## WHAT TO PRODUCE
Find the lines below that contain the string "Partially", count them, and give only the number.

## RECORDED DATA
****************************************
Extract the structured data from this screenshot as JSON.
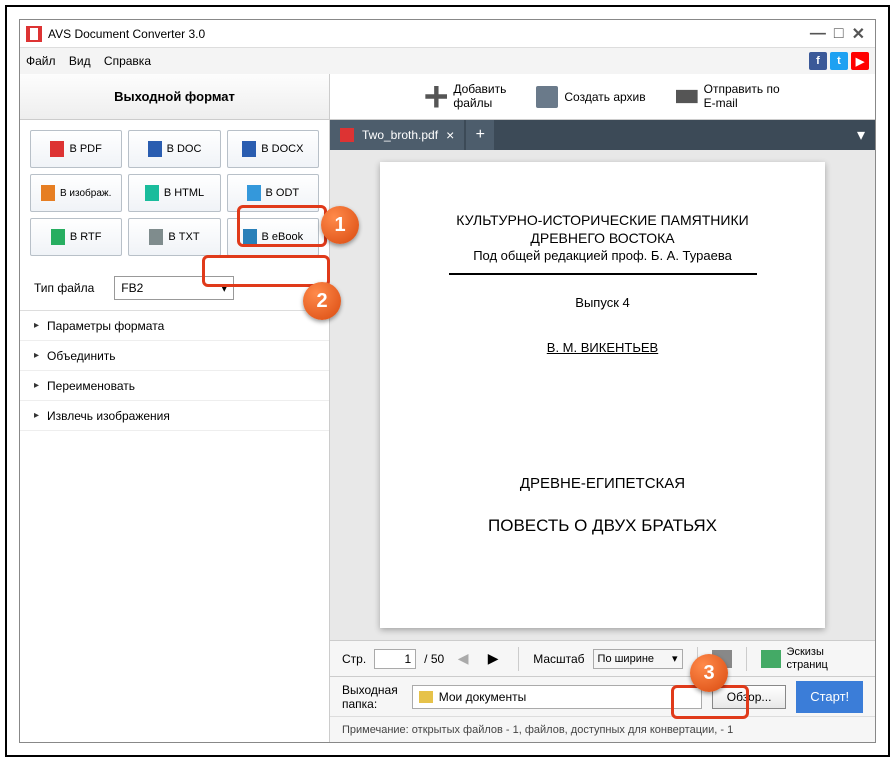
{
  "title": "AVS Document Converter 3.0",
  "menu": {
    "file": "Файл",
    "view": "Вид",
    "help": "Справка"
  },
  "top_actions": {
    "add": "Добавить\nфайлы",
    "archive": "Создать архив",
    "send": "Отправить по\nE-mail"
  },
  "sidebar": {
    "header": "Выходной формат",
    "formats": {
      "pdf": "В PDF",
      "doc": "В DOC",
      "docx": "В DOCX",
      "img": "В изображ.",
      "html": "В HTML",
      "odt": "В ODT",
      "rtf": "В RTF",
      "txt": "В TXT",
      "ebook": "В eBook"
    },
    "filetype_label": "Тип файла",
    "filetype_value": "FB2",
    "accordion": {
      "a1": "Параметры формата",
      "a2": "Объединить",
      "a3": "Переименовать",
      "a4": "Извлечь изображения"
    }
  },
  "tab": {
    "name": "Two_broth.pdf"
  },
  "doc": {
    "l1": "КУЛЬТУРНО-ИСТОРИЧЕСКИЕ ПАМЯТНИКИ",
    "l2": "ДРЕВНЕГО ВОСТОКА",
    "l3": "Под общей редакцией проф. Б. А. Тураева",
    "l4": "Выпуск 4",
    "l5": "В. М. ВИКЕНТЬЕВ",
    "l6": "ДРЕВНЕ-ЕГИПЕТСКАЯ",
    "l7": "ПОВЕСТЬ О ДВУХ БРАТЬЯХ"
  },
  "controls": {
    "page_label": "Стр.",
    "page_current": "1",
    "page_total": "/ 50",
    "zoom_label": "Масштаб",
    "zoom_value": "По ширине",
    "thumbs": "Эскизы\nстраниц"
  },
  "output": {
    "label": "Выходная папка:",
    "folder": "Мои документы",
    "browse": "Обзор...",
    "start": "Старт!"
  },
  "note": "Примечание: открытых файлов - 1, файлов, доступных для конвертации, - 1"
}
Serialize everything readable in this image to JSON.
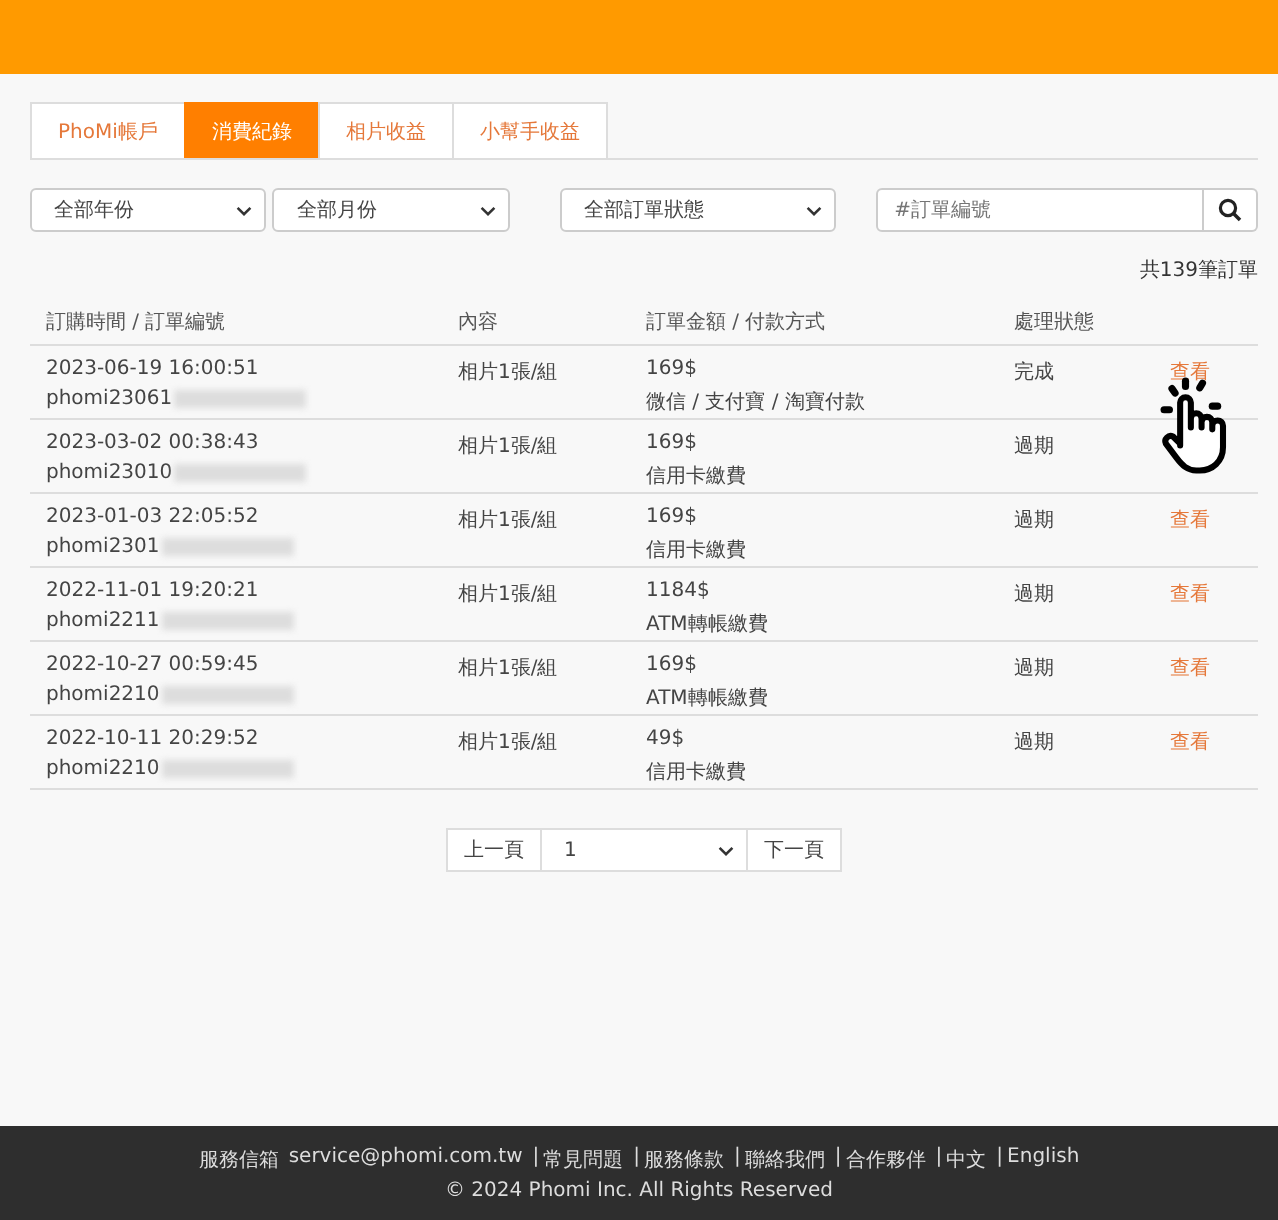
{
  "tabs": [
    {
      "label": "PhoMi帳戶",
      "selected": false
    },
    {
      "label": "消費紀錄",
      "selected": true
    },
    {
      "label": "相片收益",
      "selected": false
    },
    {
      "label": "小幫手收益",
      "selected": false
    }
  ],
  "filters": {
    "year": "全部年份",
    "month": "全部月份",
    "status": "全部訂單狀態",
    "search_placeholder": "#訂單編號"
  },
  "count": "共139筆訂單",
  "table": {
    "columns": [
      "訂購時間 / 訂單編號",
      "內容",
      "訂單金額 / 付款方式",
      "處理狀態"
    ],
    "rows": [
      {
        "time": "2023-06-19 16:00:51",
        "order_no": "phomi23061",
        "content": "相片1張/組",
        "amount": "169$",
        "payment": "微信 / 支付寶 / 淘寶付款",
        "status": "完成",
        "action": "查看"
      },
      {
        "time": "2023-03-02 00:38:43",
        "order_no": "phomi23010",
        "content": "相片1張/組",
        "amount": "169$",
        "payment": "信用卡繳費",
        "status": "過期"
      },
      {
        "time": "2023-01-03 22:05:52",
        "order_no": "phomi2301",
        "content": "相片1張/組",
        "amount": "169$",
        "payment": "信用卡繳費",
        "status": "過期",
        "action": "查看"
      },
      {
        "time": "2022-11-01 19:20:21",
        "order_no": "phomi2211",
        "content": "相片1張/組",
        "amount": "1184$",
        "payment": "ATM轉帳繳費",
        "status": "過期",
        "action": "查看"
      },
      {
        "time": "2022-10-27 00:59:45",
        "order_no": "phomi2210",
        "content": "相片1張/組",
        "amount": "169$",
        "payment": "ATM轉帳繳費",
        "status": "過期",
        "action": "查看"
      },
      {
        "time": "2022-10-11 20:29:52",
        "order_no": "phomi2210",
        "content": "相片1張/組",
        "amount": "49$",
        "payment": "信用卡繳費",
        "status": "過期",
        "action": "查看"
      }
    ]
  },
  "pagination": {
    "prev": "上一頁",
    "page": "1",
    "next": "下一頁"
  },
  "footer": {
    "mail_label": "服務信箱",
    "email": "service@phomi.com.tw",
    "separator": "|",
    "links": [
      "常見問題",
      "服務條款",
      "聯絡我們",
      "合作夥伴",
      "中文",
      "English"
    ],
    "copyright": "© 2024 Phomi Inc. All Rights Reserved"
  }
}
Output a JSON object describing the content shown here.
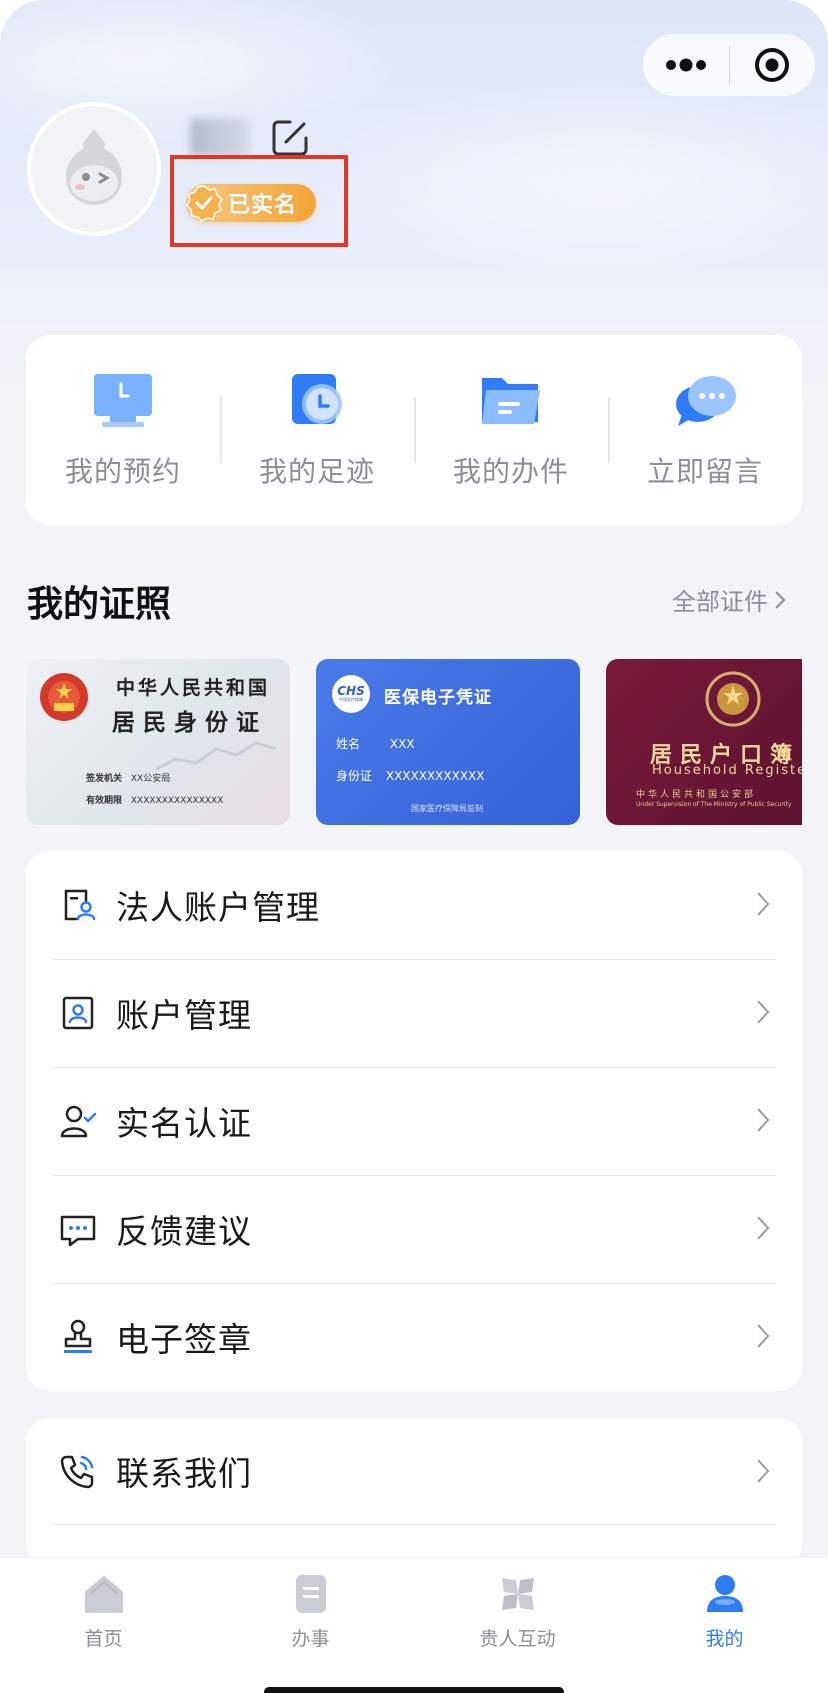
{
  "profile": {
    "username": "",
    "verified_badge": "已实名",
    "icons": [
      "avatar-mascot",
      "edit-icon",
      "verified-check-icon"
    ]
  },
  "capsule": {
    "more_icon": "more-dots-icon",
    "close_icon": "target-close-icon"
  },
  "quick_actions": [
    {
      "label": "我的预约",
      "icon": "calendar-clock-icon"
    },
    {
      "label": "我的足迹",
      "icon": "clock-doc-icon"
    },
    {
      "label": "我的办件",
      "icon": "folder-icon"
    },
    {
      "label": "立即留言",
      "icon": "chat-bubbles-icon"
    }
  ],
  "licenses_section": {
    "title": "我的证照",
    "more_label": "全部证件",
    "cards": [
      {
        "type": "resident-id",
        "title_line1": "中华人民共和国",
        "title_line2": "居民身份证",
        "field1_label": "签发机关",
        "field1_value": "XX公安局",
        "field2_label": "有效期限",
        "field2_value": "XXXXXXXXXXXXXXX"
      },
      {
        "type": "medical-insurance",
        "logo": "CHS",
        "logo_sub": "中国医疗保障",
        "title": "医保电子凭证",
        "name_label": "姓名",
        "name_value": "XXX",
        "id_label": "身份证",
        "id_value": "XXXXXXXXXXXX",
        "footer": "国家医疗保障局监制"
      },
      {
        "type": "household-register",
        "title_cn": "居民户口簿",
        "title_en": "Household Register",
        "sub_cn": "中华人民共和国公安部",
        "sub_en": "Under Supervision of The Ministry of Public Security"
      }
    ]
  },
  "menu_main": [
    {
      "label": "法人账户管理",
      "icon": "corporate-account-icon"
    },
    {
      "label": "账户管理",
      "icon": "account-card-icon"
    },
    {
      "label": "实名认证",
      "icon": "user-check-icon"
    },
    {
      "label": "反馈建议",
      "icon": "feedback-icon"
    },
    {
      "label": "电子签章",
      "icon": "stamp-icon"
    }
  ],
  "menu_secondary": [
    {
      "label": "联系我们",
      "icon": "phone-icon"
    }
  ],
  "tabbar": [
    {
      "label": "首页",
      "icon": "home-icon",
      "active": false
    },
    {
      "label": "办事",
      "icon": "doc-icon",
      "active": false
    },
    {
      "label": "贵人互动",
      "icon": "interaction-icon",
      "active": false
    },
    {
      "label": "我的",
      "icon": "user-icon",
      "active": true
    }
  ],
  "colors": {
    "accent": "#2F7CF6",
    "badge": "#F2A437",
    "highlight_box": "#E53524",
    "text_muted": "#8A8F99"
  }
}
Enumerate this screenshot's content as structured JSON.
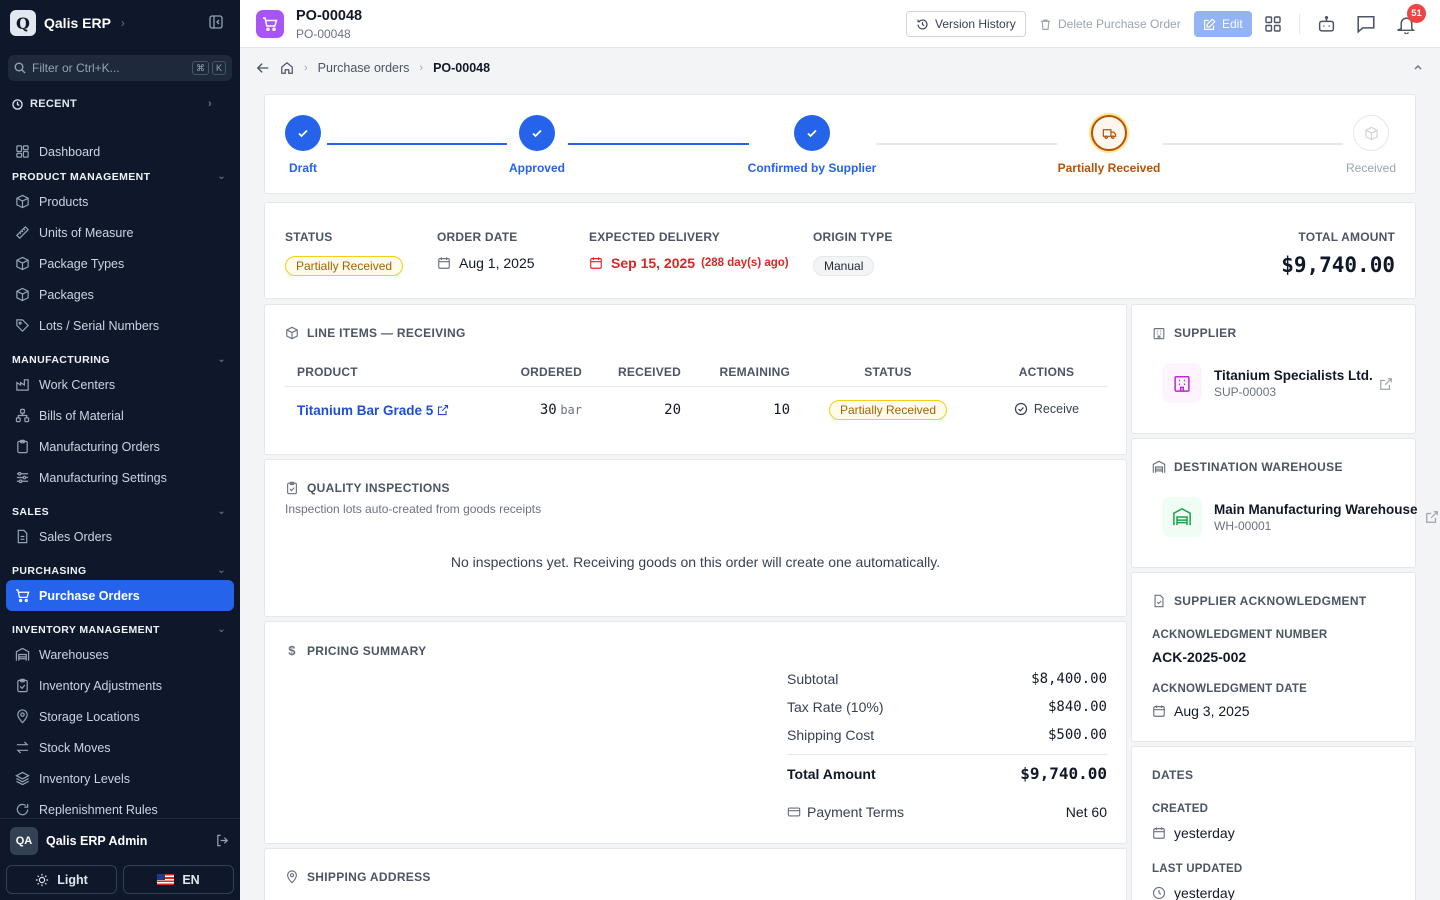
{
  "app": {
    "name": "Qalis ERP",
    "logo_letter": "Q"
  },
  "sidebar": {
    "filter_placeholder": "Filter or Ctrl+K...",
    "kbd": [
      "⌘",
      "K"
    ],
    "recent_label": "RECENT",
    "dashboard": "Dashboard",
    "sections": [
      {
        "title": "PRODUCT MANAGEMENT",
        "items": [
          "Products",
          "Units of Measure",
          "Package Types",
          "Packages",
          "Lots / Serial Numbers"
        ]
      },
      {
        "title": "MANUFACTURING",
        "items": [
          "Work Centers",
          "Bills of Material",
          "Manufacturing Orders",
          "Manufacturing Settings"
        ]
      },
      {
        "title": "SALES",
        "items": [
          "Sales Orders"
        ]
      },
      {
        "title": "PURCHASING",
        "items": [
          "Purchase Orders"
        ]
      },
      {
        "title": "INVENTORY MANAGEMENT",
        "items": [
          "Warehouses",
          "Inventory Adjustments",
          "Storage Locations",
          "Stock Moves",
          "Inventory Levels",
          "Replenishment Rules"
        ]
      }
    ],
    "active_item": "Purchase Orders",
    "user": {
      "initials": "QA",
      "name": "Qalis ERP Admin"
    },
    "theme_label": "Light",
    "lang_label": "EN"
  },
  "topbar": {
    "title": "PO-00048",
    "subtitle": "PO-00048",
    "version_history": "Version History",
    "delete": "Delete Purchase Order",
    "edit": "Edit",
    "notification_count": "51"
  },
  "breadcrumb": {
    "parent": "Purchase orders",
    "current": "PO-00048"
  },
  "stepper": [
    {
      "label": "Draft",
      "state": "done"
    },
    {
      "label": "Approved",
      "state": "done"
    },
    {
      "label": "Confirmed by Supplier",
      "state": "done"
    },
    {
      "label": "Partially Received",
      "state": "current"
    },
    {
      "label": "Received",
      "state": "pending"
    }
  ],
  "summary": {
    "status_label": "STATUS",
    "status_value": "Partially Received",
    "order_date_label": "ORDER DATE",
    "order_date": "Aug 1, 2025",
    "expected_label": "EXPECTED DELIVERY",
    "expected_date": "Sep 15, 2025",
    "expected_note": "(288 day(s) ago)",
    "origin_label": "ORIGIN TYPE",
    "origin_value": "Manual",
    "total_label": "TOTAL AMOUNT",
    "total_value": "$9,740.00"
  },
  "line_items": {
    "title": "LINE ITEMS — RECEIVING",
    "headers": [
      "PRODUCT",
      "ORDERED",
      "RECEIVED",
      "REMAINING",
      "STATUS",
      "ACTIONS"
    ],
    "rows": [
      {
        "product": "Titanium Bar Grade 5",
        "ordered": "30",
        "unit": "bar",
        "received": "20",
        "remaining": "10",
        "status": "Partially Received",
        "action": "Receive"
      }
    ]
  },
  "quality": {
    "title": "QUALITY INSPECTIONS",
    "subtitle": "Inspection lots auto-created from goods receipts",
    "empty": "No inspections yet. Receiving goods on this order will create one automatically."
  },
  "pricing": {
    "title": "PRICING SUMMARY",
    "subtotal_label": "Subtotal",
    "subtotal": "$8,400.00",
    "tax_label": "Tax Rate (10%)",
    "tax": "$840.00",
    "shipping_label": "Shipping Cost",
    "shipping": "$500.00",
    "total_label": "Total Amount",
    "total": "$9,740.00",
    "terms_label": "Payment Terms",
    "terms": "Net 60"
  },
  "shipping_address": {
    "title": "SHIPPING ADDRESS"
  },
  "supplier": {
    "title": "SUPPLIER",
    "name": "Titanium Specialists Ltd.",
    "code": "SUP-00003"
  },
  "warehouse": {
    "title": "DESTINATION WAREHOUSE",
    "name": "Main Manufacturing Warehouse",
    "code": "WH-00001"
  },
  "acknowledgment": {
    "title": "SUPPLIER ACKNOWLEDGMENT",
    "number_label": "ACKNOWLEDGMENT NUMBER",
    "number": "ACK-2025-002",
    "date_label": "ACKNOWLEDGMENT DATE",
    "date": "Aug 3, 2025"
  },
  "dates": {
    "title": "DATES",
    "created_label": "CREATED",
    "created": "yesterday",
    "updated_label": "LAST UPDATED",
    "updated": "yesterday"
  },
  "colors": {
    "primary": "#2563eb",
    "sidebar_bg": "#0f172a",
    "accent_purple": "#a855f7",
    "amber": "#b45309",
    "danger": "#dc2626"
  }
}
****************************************
## TASK SOLUTION
3